:: WHAT IS EXPECTED ::
Nothing but the records themselves, exactly as written, should appear in the reply; leave out the pictures.

:: EXERCISE MATERIALS ::
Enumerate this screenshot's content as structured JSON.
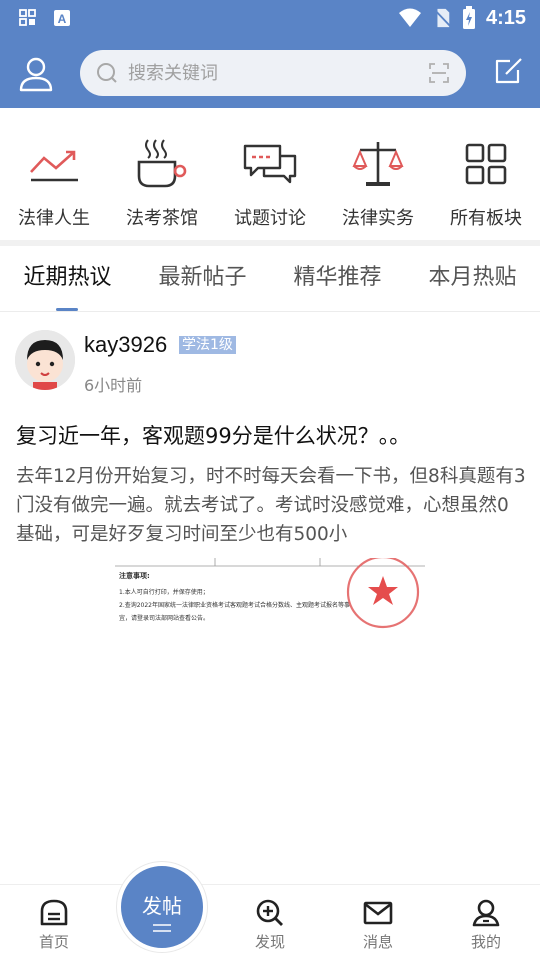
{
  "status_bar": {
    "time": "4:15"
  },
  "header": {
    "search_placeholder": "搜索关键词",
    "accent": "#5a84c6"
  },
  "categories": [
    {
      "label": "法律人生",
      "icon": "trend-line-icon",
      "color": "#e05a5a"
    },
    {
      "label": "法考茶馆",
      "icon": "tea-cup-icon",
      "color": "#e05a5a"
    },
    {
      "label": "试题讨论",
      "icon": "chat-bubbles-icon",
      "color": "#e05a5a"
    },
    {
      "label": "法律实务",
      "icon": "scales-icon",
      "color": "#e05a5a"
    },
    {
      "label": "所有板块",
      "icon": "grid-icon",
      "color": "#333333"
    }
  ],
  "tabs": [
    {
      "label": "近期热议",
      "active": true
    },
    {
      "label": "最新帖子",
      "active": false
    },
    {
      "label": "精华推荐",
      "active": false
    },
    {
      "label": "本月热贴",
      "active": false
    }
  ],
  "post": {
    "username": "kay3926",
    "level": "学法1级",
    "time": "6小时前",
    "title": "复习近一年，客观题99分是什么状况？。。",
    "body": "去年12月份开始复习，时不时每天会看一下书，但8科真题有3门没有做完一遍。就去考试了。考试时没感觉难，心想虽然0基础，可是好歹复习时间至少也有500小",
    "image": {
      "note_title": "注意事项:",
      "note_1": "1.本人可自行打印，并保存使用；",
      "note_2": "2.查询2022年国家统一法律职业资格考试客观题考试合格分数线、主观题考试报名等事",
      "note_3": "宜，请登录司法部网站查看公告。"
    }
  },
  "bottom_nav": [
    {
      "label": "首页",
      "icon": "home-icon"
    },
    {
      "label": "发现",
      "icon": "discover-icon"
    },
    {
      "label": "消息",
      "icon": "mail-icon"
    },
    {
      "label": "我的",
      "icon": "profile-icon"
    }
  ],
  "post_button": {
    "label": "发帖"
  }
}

:: RESPONSE TO THIS TASK ::
Enumerate this screenshot's content as structured JSON.
{
  "status_bar": {
    "time": "4:15"
  },
  "header": {
    "search_placeholder": "搜索关键词",
    "accent": "#5a84c6"
  },
  "categories": [
    {
      "label": "法律人生",
      "icon": "trend-line-icon",
      "color": "#e05a5a"
    },
    {
      "label": "法考茶馆",
      "icon": "tea-cup-icon",
      "color": "#e05a5a"
    },
    {
      "label": "试题讨论",
      "icon": "chat-bubbles-icon",
      "color": "#e05a5a"
    },
    {
      "label": "法律实务",
      "icon": "scales-icon",
      "color": "#e05a5a"
    },
    {
      "label": "所有板块",
      "icon": "grid-icon",
      "color": "#333333"
    }
  ],
  "tabs": [
    {
      "label": "近期热议",
      "active": true
    },
    {
      "label": "最新帖子",
      "active": false
    },
    {
      "label": "精华推荐",
      "active": false
    },
    {
      "label": "本月热贴",
      "active": false
    }
  ],
  "post": {
    "username": "kay3926",
    "level": "学法1级",
    "time": "6小时前",
    "title": "复习近一年，客观题99分是什么状况？。。",
    "body": "去年12月份开始复习，时不时每天会看一下书，但8科真题有3门没有做完一遍。就去考试了。考试时没感觉难，心想虽然0基础，可是好歹复习时间至少也有500小",
    "image": {
      "note_title": "注意事项:",
      "note_1": "1.本人可自行打印，并保存使用；",
      "note_2": "2.查询2022年国家统一法律职业资格考试客观题考试合格分数线、主观题考试报名等事",
      "note_3": "宜，请登录司法部网站查看公告。"
    }
  },
  "bottom_nav": [
    {
      "label": "首页",
      "icon": "home-icon"
    },
    {
      "label": "发现",
      "icon": "discover-icon"
    },
    {
      "label": "消息",
      "icon": "mail-icon"
    },
    {
      "label": "我的",
      "icon": "profile-icon"
    }
  ],
  "post_button": {
    "label": "发帖"
  }
}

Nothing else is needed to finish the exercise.